Records provided section start

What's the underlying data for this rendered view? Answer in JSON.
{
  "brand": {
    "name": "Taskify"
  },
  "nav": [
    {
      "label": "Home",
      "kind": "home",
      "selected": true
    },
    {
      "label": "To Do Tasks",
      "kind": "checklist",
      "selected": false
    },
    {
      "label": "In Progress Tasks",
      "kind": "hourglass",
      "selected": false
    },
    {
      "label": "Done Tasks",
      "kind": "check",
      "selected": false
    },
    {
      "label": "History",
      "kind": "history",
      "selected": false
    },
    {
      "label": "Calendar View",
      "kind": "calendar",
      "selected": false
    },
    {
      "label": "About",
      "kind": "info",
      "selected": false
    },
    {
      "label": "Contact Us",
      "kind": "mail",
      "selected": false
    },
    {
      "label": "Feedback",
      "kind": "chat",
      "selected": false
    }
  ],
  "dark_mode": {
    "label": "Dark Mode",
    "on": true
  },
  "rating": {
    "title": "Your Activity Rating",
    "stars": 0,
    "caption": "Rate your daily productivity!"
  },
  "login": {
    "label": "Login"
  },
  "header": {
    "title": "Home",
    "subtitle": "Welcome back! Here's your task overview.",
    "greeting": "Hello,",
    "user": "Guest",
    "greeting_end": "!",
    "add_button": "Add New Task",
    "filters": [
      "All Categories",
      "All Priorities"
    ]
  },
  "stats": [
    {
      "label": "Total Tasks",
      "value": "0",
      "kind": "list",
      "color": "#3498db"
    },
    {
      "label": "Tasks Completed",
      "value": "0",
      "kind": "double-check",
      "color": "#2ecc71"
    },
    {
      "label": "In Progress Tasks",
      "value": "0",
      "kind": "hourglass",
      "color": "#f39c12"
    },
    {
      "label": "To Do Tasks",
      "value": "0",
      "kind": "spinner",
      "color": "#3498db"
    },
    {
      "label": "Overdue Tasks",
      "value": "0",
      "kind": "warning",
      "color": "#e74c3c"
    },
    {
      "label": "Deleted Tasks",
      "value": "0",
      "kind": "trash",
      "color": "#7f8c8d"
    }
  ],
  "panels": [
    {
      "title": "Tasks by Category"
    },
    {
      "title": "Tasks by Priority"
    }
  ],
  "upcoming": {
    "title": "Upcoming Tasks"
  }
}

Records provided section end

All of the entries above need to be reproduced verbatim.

* _Answer for the task_:
What's the underlying data for this rendered view? Answer in JSON.
{
  "brand": {
    "name": "Taskify"
  },
  "nav": [
    {
      "label": "Home",
      "kind": "home",
      "selected": true
    },
    {
      "label": "To Do Tasks",
      "kind": "checklist",
      "selected": false
    },
    {
      "label": "In Progress Tasks",
      "kind": "hourglass",
      "selected": false
    },
    {
      "label": "Done Tasks",
      "kind": "check",
      "selected": false
    },
    {
      "label": "History",
      "kind": "history",
      "selected": false
    },
    {
      "label": "Calendar View",
      "kind": "calendar",
      "selected": false
    },
    {
      "label": "About",
      "kind": "info",
      "selected": false
    },
    {
      "label": "Contact Us",
      "kind": "mail",
      "selected": false
    },
    {
      "label": "Feedback",
      "kind": "chat",
      "selected": false
    }
  ],
  "dark_mode": {
    "label": "Dark Mode",
    "on": true
  },
  "rating": {
    "title": "Your Activity Rating",
    "stars": 0,
    "caption": "Rate your daily productivity!"
  },
  "login": {
    "label": "Login"
  },
  "header": {
    "title": "Home",
    "subtitle": "Welcome back! Here's your task overview.",
    "greeting": "Hello,",
    "user": "Guest",
    "greeting_end": "!",
    "add_button": "Add New Task",
    "filters": [
      "All Categories",
      "All Priorities"
    ]
  },
  "stats": [
    {
      "label": "Total Tasks",
      "value": "0",
      "kind": "list",
      "color": "#3498db"
    },
    {
      "label": "Tasks Completed",
      "value": "0",
      "kind": "double-check",
      "color": "#2ecc71"
    },
    {
      "label": "In Progress Tasks",
      "value": "0",
      "kind": "hourglass",
      "color": "#f39c12"
    },
    {
      "label": "To Do Tasks",
      "value": "0",
      "kind": "spinner",
      "color": "#3498db"
    },
    {
      "label": "Overdue Tasks",
      "value": "0",
      "kind": "warning",
      "color": "#e74c3c"
    },
    {
      "label": "Deleted Tasks",
      "value": "0",
      "kind": "trash",
      "color": "#7f8c8d"
    }
  ],
  "panels": [
    {
      "title": "Tasks by Category"
    },
    {
      "title": "Tasks by Priority"
    }
  ],
  "upcoming": {
    "title": "Upcoming Tasks"
  }
}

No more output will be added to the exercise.